Dataset:
.....

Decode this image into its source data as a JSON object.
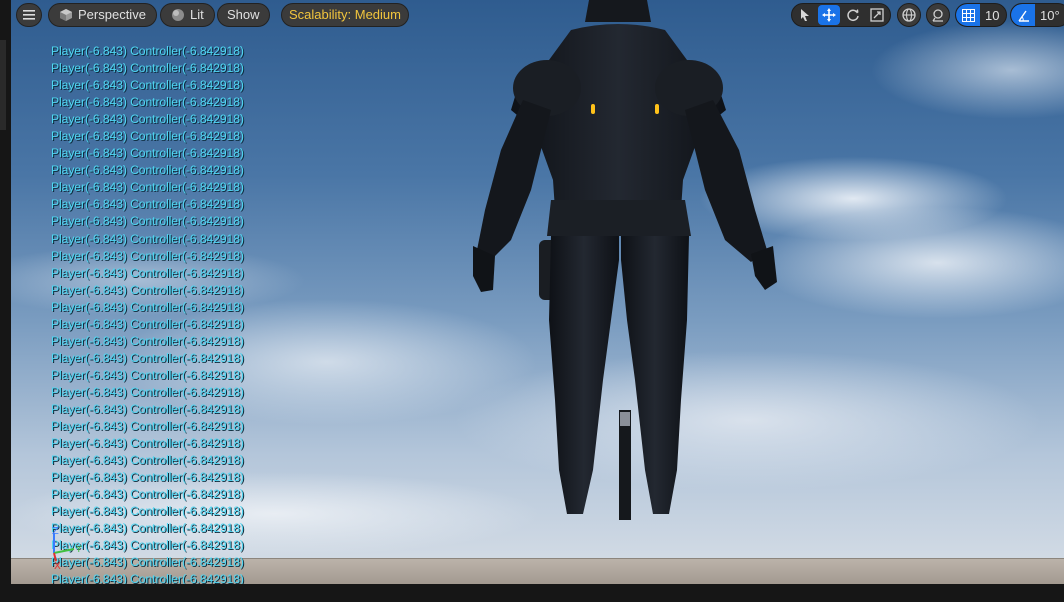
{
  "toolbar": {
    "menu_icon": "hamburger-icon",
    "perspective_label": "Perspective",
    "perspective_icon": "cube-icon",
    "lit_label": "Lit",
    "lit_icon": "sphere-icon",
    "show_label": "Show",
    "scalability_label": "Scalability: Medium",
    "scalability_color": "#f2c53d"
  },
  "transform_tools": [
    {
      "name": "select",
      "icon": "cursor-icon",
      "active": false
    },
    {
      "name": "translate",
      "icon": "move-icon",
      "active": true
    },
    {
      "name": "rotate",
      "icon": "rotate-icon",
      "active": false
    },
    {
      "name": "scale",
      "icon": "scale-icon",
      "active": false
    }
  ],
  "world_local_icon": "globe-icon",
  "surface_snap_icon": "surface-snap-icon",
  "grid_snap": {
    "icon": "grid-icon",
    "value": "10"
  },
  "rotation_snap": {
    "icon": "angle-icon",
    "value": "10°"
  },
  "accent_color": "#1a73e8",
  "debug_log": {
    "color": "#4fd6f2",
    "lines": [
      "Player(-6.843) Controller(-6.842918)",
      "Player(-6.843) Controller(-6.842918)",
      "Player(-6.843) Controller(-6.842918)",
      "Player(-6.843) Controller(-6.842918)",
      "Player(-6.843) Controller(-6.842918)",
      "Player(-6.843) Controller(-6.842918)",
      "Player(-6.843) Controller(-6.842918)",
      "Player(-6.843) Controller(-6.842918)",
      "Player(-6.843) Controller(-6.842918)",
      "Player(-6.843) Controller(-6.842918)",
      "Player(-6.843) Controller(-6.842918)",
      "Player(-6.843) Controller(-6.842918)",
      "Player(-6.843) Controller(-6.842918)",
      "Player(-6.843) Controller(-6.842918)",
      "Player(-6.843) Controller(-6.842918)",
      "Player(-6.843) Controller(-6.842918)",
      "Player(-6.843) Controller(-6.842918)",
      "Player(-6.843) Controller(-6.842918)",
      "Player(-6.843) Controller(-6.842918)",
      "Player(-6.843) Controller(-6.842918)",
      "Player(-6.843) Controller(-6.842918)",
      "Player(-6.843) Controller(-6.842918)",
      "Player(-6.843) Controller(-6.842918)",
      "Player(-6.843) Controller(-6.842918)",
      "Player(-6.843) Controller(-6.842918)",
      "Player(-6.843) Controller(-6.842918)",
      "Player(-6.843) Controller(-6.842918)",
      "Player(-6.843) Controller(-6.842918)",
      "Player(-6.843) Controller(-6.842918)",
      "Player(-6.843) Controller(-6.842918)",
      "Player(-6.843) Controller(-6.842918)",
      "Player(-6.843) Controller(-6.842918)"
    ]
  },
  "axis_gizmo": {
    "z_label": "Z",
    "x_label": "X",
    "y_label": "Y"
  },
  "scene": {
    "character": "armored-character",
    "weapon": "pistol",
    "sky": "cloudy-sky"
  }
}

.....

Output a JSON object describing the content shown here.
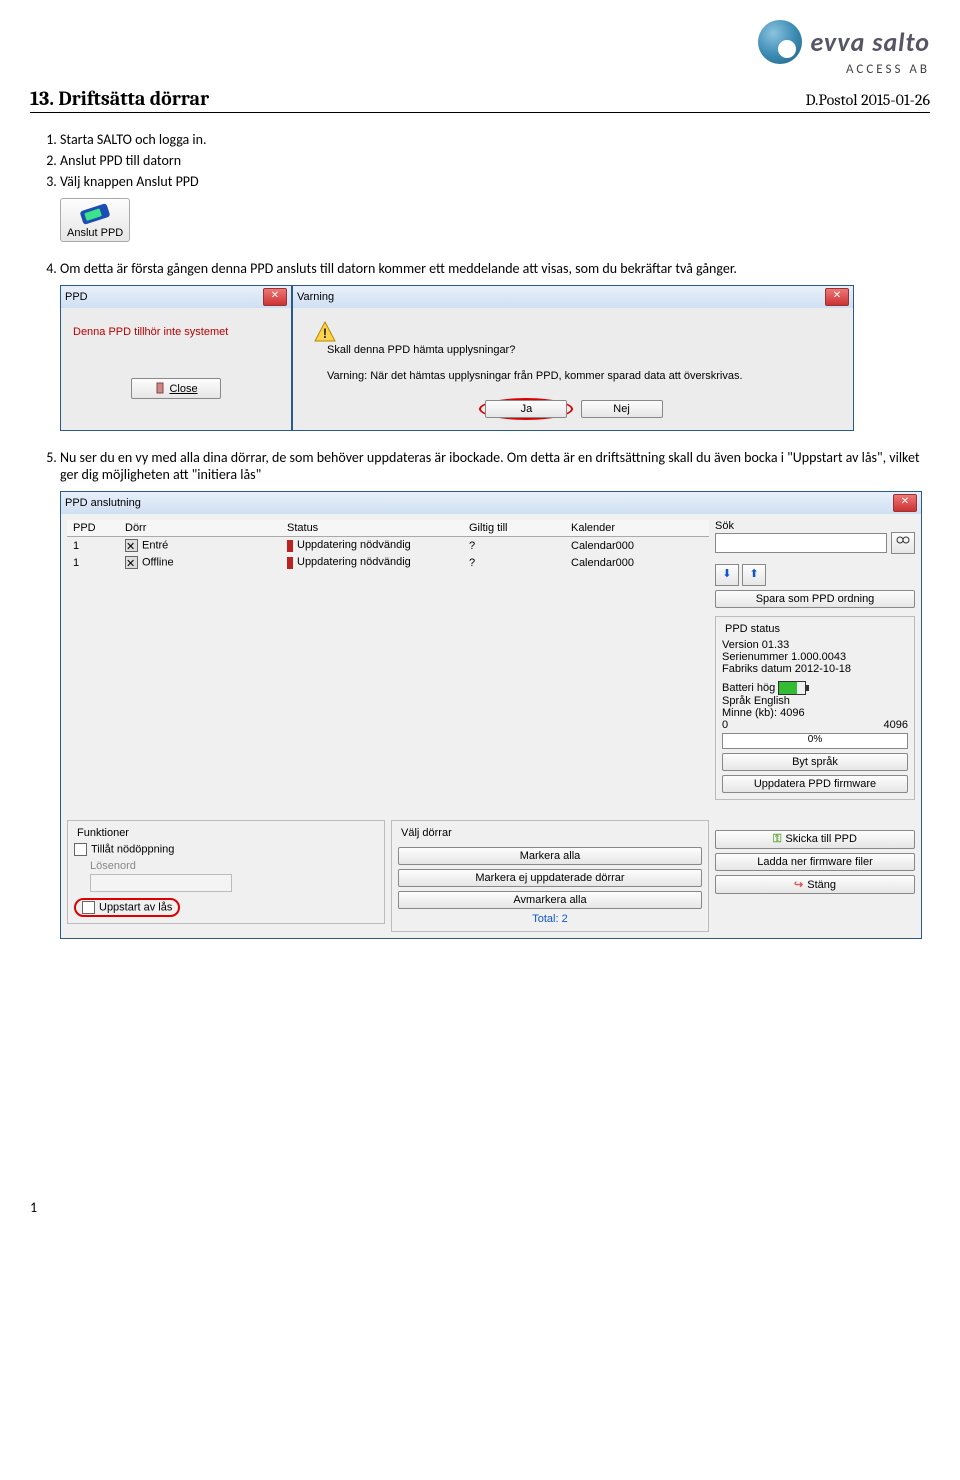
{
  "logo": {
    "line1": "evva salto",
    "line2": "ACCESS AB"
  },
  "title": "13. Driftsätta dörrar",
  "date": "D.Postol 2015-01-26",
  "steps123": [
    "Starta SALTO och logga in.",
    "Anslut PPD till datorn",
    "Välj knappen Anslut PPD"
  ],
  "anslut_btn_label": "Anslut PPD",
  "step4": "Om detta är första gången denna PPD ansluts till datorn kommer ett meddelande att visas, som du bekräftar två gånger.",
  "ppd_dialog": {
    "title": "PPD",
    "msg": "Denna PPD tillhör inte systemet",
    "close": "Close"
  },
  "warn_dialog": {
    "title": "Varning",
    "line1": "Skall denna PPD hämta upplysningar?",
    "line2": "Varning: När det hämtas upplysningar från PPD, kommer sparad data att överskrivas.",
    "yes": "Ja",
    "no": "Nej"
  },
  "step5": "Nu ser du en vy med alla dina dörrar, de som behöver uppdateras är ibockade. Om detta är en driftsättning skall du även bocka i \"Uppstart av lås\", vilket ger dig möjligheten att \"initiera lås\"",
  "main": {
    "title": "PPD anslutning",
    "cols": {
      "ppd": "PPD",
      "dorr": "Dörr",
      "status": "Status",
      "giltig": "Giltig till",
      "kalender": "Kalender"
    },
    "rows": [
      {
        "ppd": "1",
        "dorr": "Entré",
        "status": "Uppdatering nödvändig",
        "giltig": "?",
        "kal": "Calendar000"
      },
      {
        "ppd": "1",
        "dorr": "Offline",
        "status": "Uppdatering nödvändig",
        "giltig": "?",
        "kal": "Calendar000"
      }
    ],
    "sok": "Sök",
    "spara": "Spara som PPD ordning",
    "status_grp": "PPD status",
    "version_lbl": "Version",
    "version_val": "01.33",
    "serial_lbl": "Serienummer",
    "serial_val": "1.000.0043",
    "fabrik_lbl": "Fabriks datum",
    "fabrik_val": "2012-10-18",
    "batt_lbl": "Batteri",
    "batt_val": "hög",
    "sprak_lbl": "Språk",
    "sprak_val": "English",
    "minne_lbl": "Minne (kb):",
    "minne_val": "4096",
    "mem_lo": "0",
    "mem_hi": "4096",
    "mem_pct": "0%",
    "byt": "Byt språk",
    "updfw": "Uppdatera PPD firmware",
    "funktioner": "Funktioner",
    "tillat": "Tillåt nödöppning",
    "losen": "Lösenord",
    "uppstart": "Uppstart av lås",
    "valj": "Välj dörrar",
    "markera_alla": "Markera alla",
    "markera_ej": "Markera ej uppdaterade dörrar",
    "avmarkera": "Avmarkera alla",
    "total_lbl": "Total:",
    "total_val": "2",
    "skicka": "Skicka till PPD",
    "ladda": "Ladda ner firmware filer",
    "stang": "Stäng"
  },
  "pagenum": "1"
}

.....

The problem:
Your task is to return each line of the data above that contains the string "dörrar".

Answer below:
  "title": "13. Driftsätta dörrar",
  "step5": "Nu ser du en vy med alla dina dörrar, de som behöver uppdateras är ibockade. Om detta är en driftsättning skall du även bocka i \"Uppstart av lås\", vilket ger dig möjligheten att \"initiera lås\"",
    "valj": "Välj dörrar",
    "markera_ej": "Markera ej uppdaterade dörrar",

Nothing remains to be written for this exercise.